Diamond history stretches back into unknown primordial time. We don’t know when diamonds, the stone, first came into being. However, the diamond’s history with humanity remains more well-documented. This has not kept it immune to a history of lore, however, owing to how important diamonds became to people vying for status and extravagance.
Read on to learn the major facts of diamond history, including the nature of diamonds and the regions of trade that made it the essential fashion accessory it is today.
What is a Diamond?
Unlike many products, the diamond’s origin isn’t immediately clear. That’s the first question before we consider their discovery and fame. Diamonds consist of carbon deposits, compressed by earthly heat and pressure deep underground. Explosions, pockets of pressure release, and other expelling forces “push” diamonds through sediment and crust. This brings them to areas in which they can be discovered or mined by people.
A diamond is a stone and not anywhere near the gorgeous, cut, and shapely ornament in the rings of every wedded couple in the world. It must be excavated, cleaved, cut, and shined into the product we know as the luxury diamond.
Diamond History: The Early Years of Desire
As long ago as the first century, diamonds mentioned by Roman naturalists became well-known objects of value and desire. Pliny wrote on them as a rarity. They didn’t become well-known world favorites until India began discovering them naturally (and plentifully).
India’s landscape places it so near diamond deposits that people began to find them in streams and low-lying rivers by the 4th century. They became mainstays of India’s trading markets during this time. However, they only ended up in the homes of India’s most wealthy people. This changed over the next few hundred years as new trading routes formed out of India and to the wider corners of Western Europe by way of Venice.
During the medieval period and through the 1400s, exotic diamonds from the far corners of India made it by caravan to the courts of middle Europe. Therefore, India should be thanked (or blamed) for the diamond’s ubiquity as a fashion statement for the extremely wealthy.
Diamonds for the People
By the 1700s, India’s declining diamond reserves led to new sources sought out in Brazil after gold miners found them in the rivers. The wealthy classes who bought the diamonds were also in decline owing to political revolutions in France and America. Those who bought diamonds bought them from Brazil nearly exclusively for a century.
As Americans gained their own wealth, the growing diamond market in South Africa supplied them with their demands for diamond fashion through the 1800s. South Africa would remain the world’s most prolific diamond merchant even today. They still employ major marketing tactics to make diamonds seem less plentiful and more luxurious. Despite this, most people can now afford mid-range diamonds when desired.

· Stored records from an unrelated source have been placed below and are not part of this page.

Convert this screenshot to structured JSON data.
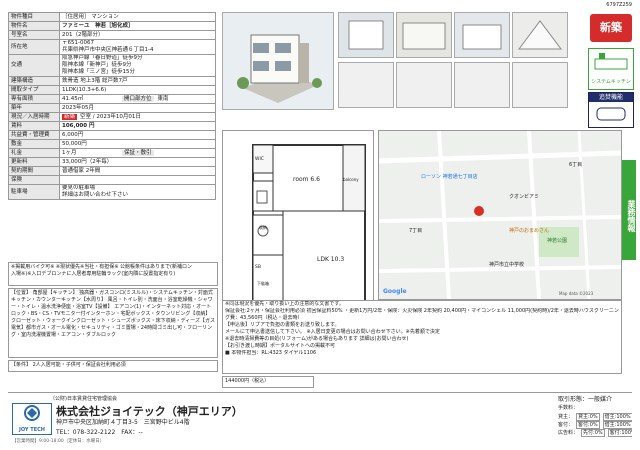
{
  "doc_id": "6797Z259",
  "spec": {
    "rows": [
      {
        "label": "物件種目",
        "value": "［住居用］ マンション"
      },
      {
        "label": "物件名",
        "value": "ファミーユ　神若［旭化成］"
      },
      {
        "label": "号室名",
        "value": "201（2階部分）"
      },
      {
        "label": "所在地",
        "value": "〒651-0067\n兵庫県神戸市中央区神若通６丁目1-4"
      },
      {
        "label": "交通",
        "value": "阪急神戸線「春日野道」徒歩9分\n阪神本線「新神戸」徒歩9分\n阪神本線「三ノ宮」徒歩15分"
      },
      {
        "label": "建築構造",
        "value": "鉄骨造 地上3階 総戸数7戸"
      },
      {
        "label": "間取タイプ",
        "value": "1LDK(10.3+6.6)"
      },
      {
        "label": "専有面積",
        "value": "41.45㎡",
        "extra_label": "開口部方位",
        "extra_value": "東南"
      },
      {
        "label": "築年",
        "value": "2023年05月"
      },
      {
        "label": "現況／入居時期",
        "badge": "新築",
        "value": "空室 / 2023年10月01日"
      },
      {
        "label": "賃料",
        "value": "106,000 円"
      },
      {
        "label": "共益費・管理費",
        "value": "6,000円"
      },
      {
        "label": "敷金",
        "value": "50,000円"
      },
      {
        "label": "礼金",
        "value": "1ヶ月",
        "extra_label": "保証・敷引",
        "extra_value": ""
      },
      {
        "label": "更新料",
        "value": "33,000円（2年毎）"
      },
      {
        "label": "契約期間",
        "value": "普通借家 2年間"
      },
      {
        "label": "保険",
        "value": ""
      },
      {
        "label": "駐車場",
        "value": "要見の駐車場\n詳細はお問い合わせ下さい"
      }
    ]
  },
  "notes": "※掲載用バイク可※ ※現状優先※当社・有担保※ 公館帳条件はありまで(新補ロン\n入場※)※入口デブロンナに入居者専用駐輪ラック(室内隣に設置指定有り)",
  "equipment": "【位置】 角部屋【キッチン】 独高器・ガスコンロ(ミスルル)・システムキッチン・対面式キッチン・カウンターキッチン【水周り】 風呂・トイレ別・洗面台・浴室乾燥機・シャワー・トイレ・温水洗浄便座・浴室TV【設備】 エアコン(1)・インターネット対応・オートロック・BS・CS・TVモニター付インターホン・宅配ボックス・タウンリビング【収納】 クローゼット・ウォークインクローゼット・シューズボックス・床下収納・ディーズ【ガス電気】都市ガス・オール電化・セキュリティ・ゴミ置場・24時間ゴミ出し可・フローリング・室内洗濯機置場・エアコン・ダブルロック",
  "conditions": "【条件】 2人入居可能・子供可・保証会社利用必須",
  "floorplan": {
    "rooms": [
      {
        "label": "room 6.6"
      },
      {
        "label": "balcony"
      },
      {
        "label": "LDK 10.3"
      },
      {
        "label": "WIC"
      },
      {
        "label": "SB"
      },
      {
        "label": "下駄箱"
      },
      {
        "label": "収納"
      }
    ]
  },
  "map": {
    "labels": [
      "ローソン 神若通七丁目店",
      "クオンビアミ",
      "神若公園",
      "7丁目",
      "6丁目",
      "神戸市立中学校",
      "神戸のおまめさん",
      "Google"
    ],
    "attribution": "Map data ©2023"
  },
  "side": {
    "new_badge": "新築",
    "system_kitchen": "システムキッチン",
    "bath": "追焚機能",
    "sales_vertical": "業務情報"
  },
  "remarks": {
    "title": "※同は現況を優先・取り扱い上の注意的な文書です。",
    "body": "保証会社:2ヶ月・保証会社利用必須 初回保証料50% ・更新1万円/2年・保険：火災保険 2年契約 20,400円・マイコンシェル 11,000円(契約時)/2年・退去時ハウスクリーニング費：43,560円（税込・退去時）\n【申込後】リブアで負担の書類をお送り致します。\nメールにて申込書送信して下さい。 ※入居日変更の場合はお問い合わせ下さい。※先着順で決定\n※退去時清掃費等の目処(リフォーム)がある場合もあります 詳細は(お問い合わせ)\n【お引き渡し時期】ポータルサイトへの掲載不可",
    "contact": "■ 本物件担当：RL:4323 ダイヤル1106",
    "fee": "144000円（税込）"
  },
  "company": {
    "license": "（公財)日本賃貸住宅管理協会",
    "logo": "JOY TECH",
    "name": "株式会社ジョイテック（神戸エリア）",
    "address": "神戸市中央区加納町４丁目3-5　三宮野中ビル4階",
    "tel": "TEL：078-322-2122　FAX：--"
  },
  "terms": {
    "title": "取引形態：一般媒介",
    "label": "手数料：",
    "rows": [
      {
        "k": "貸主：",
        "v": "貸主:0%",
        "v2": "借主:100%"
      },
      {
        "k": "客付：",
        "v": "客付:0%",
        "v2": "借主:100%"
      },
      {
        "k": "広告料：",
        "v": "先付:0%",
        "v2": "客付:100%"
      }
    ]
  },
  "footer": "【営業時間】9:00-18:00（定休日：水曜日）"
}
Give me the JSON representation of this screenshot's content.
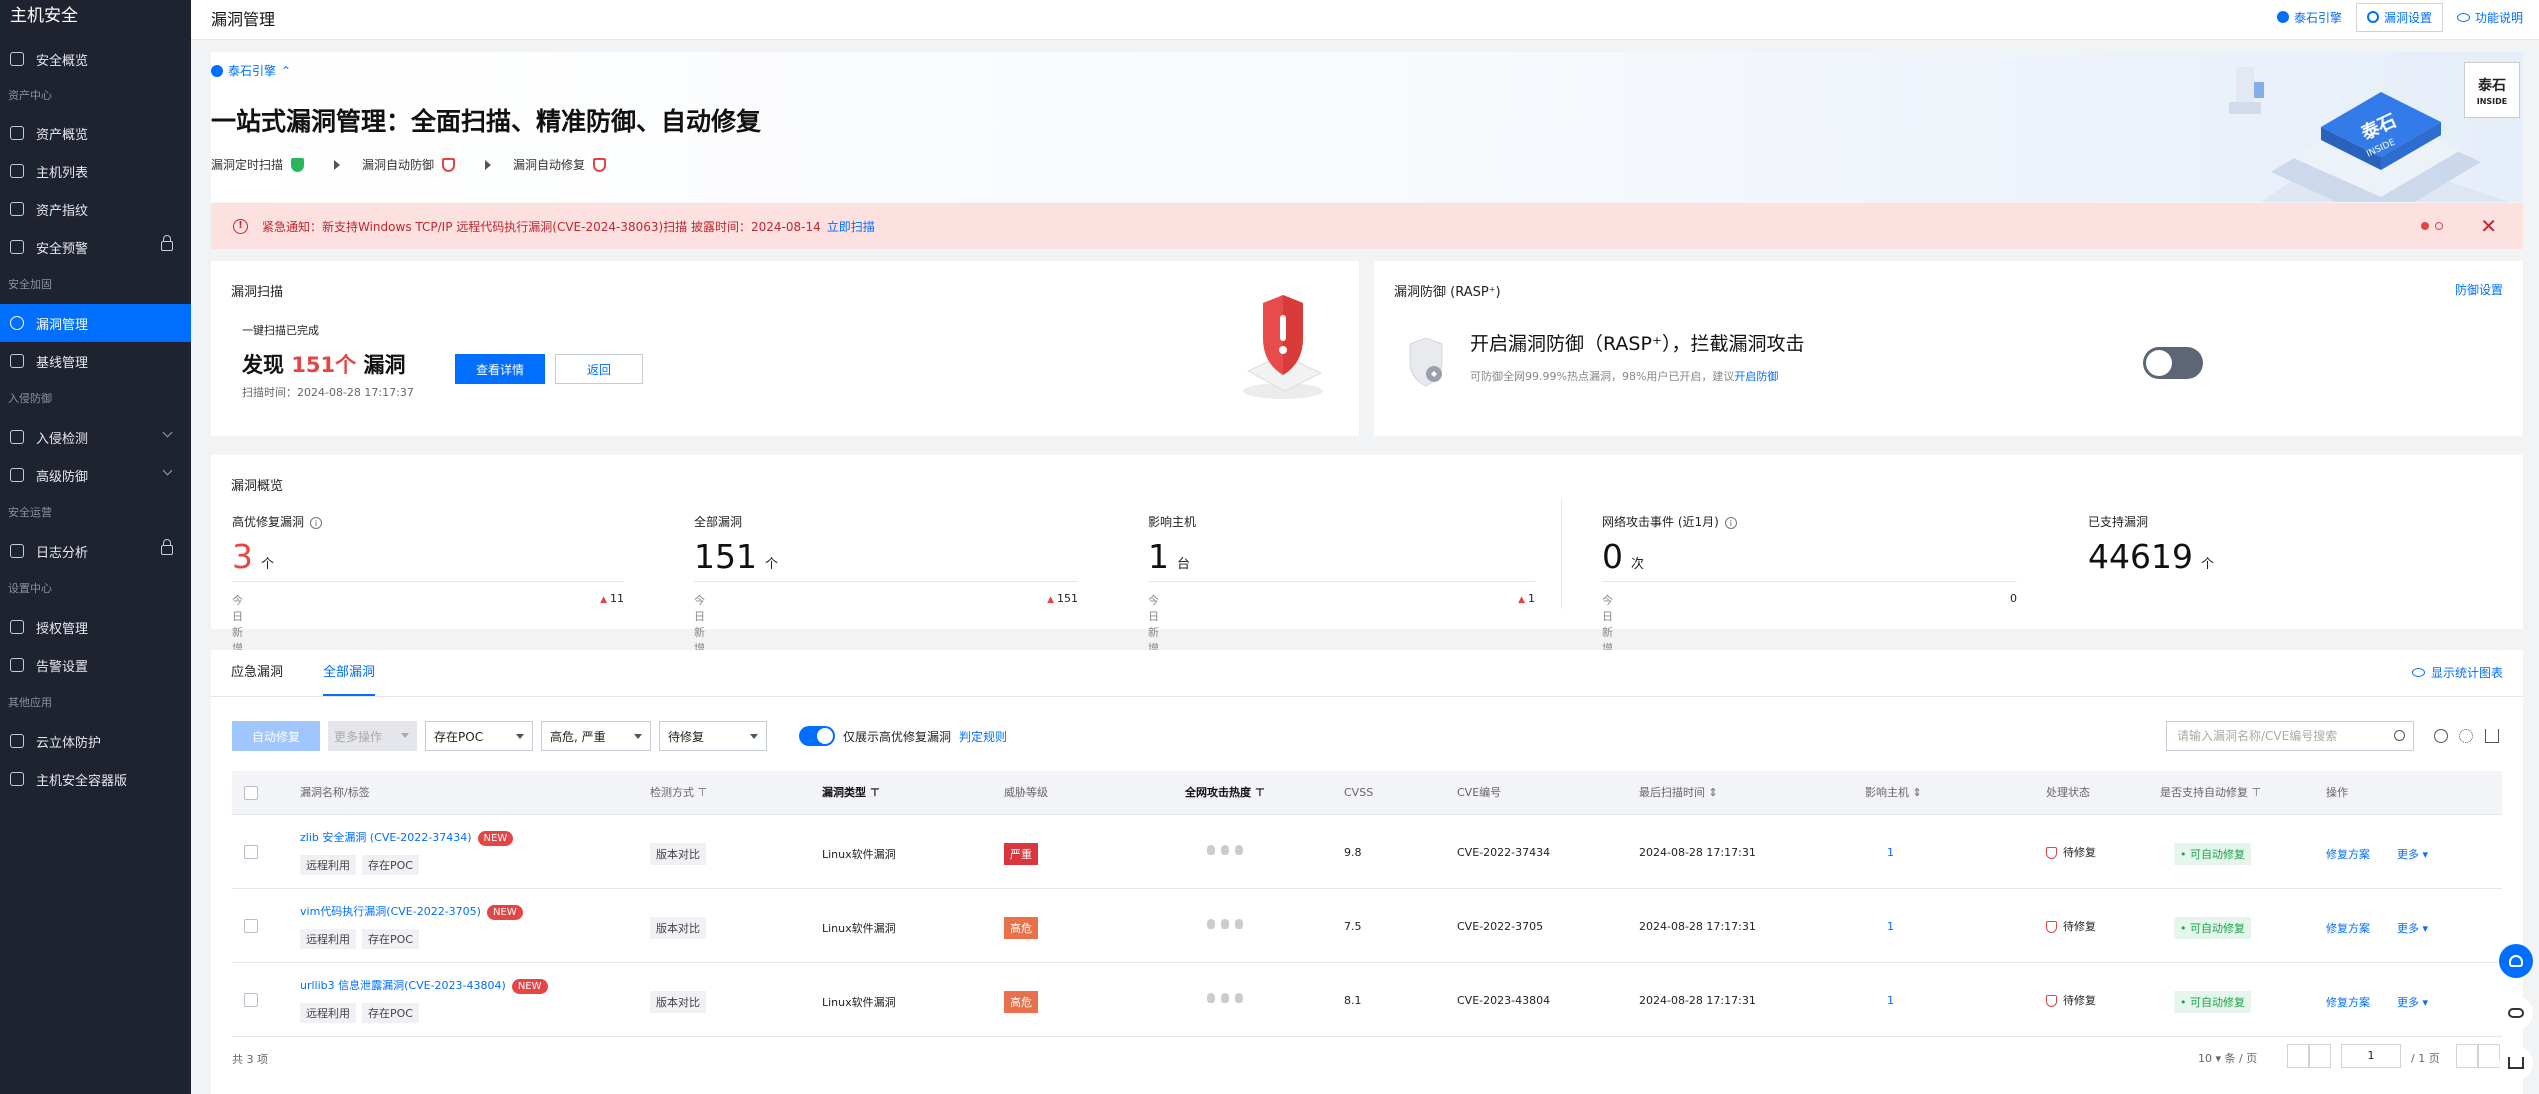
{
  "sidebar": {
    "title": "主机安全",
    "overview": "安全概览",
    "groups": {
      "asset_center": "资产中心",
      "security_hardening": "安全加固",
      "intrusion_defense": "入侵防御",
      "security_ops": "安全运营",
      "settings_center": "设置中心",
      "other_apps": "其他应用"
    },
    "items": {
      "asset_overview": "资产概览",
      "host_list": "主机列表",
      "asset_fingerprint": "资产指纹",
      "security_alert": "安全预警",
      "vuln_mgmt": "漏洞管理",
      "baseline_mgmt": "基线管理",
      "intrusion_detect": "入侵检测",
      "advanced_defense": "高级防御",
      "log_analysis": "日志分析",
      "license_mgmt": "授权管理",
      "alarm_settings": "告警设置",
      "cloud_firewall": "云立体防护",
      "container_security": "主机安全容器版"
    }
  },
  "header": {
    "title": "漏洞管理",
    "engine_link": "泰石引擎",
    "settings_btn": "漏洞设置",
    "help_link": "功能说明"
  },
  "hero": {
    "brand": "泰石引擎",
    "headline": "一站式漏洞管理：全面扫描、精准防御、自动修复",
    "steps": [
      "漏洞定时扫描",
      "漏洞自动防御",
      "漏洞自动修复"
    ],
    "logo_text": "泰石",
    "logo_sub": "INSIDE",
    "art_label_1": "泰石",
    "art_label_2": "INSIDE"
  },
  "alert": {
    "text": "紧急通知：新支持Windows TCP/IP 远程代码执行漏洞(CVE-2024-38063)扫描 披露时间：2024-08-14",
    "action": "立即扫描",
    "close": "✕"
  },
  "scan_card": {
    "title": "漏洞扫描",
    "subtitle": "一键扫描已完成",
    "found_prefix": "发现",
    "found_count": "151个",
    "found_suffix": "漏洞",
    "scan_time": "扫描时间：2024-08-28 17:17:37",
    "detail_btn": "查看详情",
    "back_btn": "返回"
  },
  "rasp_card": {
    "title": "漏洞防御 (RASP⁺)",
    "setting_link": "防御设置",
    "headline": "开启漏洞防御（RASP⁺），拦截漏洞攻击",
    "desc": "可防御全网99.99%热点漏洞，98%用户已开启，建议",
    "desc_link": "开启防御",
    "toggle_on": false
  },
  "overview": {
    "title": "漏洞概览",
    "today_label": "今日新增",
    "stats": [
      {
        "label": "高优修复漏洞",
        "value": "3",
        "unit": "个",
        "delta": "11",
        "delta_up": true
      },
      {
        "label": "全部漏洞",
        "value": "151",
        "unit": "个",
        "delta": "151",
        "delta_up": true
      },
      {
        "label": "影响主机",
        "value": "1",
        "unit": "台",
        "delta": "1",
        "delta_up": true
      },
      {
        "label": "网络攻击事件 (近1月)",
        "value": "0",
        "unit": "次",
        "delta": "0",
        "delta_up": false
      },
      {
        "label": "已支持漏洞",
        "value": "44619",
        "unit": "个"
      }
    ]
  },
  "table_section": {
    "tabs": [
      "应急漏洞",
      "全部漏洞"
    ],
    "active_tab": 1,
    "show_chart": "显示统计图表",
    "toolbar": {
      "auto_fix": "自动修复",
      "more_ops": "更多操作",
      "filter_poc": "存在POC",
      "filter_level": "高危, 严重",
      "filter_status": "待修复",
      "only_high_label": "仅展示高优修复漏洞",
      "rule_link": "判定规则",
      "search_placeholder": "请输入漏洞名称/CVE编号搜索"
    },
    "columns": {
      "name": "漏洞名称/标签",
      "method": "检测方式",
      "type": "漏洞类型",
      "level": "威胁等级",
      "heat": "全网攻击热度",
      "cvss": "CVSS",
      "cve": "CVE编号",
      "last_scan": "最后扫描时间",
      "hosts": "影响主机",
      "status": "处理状态",
      "auto_fix": "是否支持自动修复",
      "ops": "操作"
    },
    "rows": [
      {
        "name": "zlib 安全漏洞 (CVE-2022-37434)",
        "new": "NEW",
        "tags": [
          "远程利用",
          "存在POC"
        ],
        "method": "版本对比",
        "type": "Linux软件漏洞",
        "level": "严重",
        "level_color": "#d9363e",
        "cvss": "9.8",
        "cve": "CVE-2022-37434",
        "last_scan": "2024-08-28 17:17:31",
        "hosts": "1",
        "status": "待修复",
        "auto": "• 可自动修复",
        "fix": "修复方案",
        "more": "更多 ▾"
      },
      {
        "name": "vim代码执行漏洞(CVE-2022-3705)",
        "new": "NEW",
        "tags": [
          "远程利用",
          "存在POC"
        ],
        "method": "版本对比",
        "type": "Linux软件漏洞",
        "level": "高危",
        "level_color": "#e8704a",
        "cvss": "7.5",
        "cve": "CVE-2022-3705",
        "last_scan": "2024-08-28 17:17:31",
        "hosts": "1",
        "status": "待修复",
        "auto": "• 可自动修复",
        "fix": "修复方案",
        "more": "更多 ▾"
      },
      {
        "name": "urllib3 信息泄露漏洞(CVE-2023-43804)",
        "new": "NEW",
        "tags": [
          "远程利用",
          "存在POC"
        ],
        "method": "版本对比",
        "type": "Linux软件漏洞",
        "level": "高危",
        "level_color": "#e8704a",
        "cvss": "8.1",
        "cve": "CVE-2023-43804",
        "last_scan": "2024-08-28 17:17:31",
        "hosts": "1",
        "status": "待修复",
        "auto": "• 可自动修复",
        "fix": "修复方案",
        "more": "更多 ▾"
      }
    ],
    "total": "共 3 项",
    "page_size": "10",
    "page_size_unit": "条 / 页",
    "page_current": "1",
    "page_total": "/ 1 页"
  }
}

Diamond History: The Takeaway
Diamond history begins with a natural process and ancient luxury. It ends with a common fashion object that even the middle class can enjoy in moderation like many modern necessities. Now, diamonds, principally from South Africa, represent a well-known, yet sought-after luxury in the civilized world.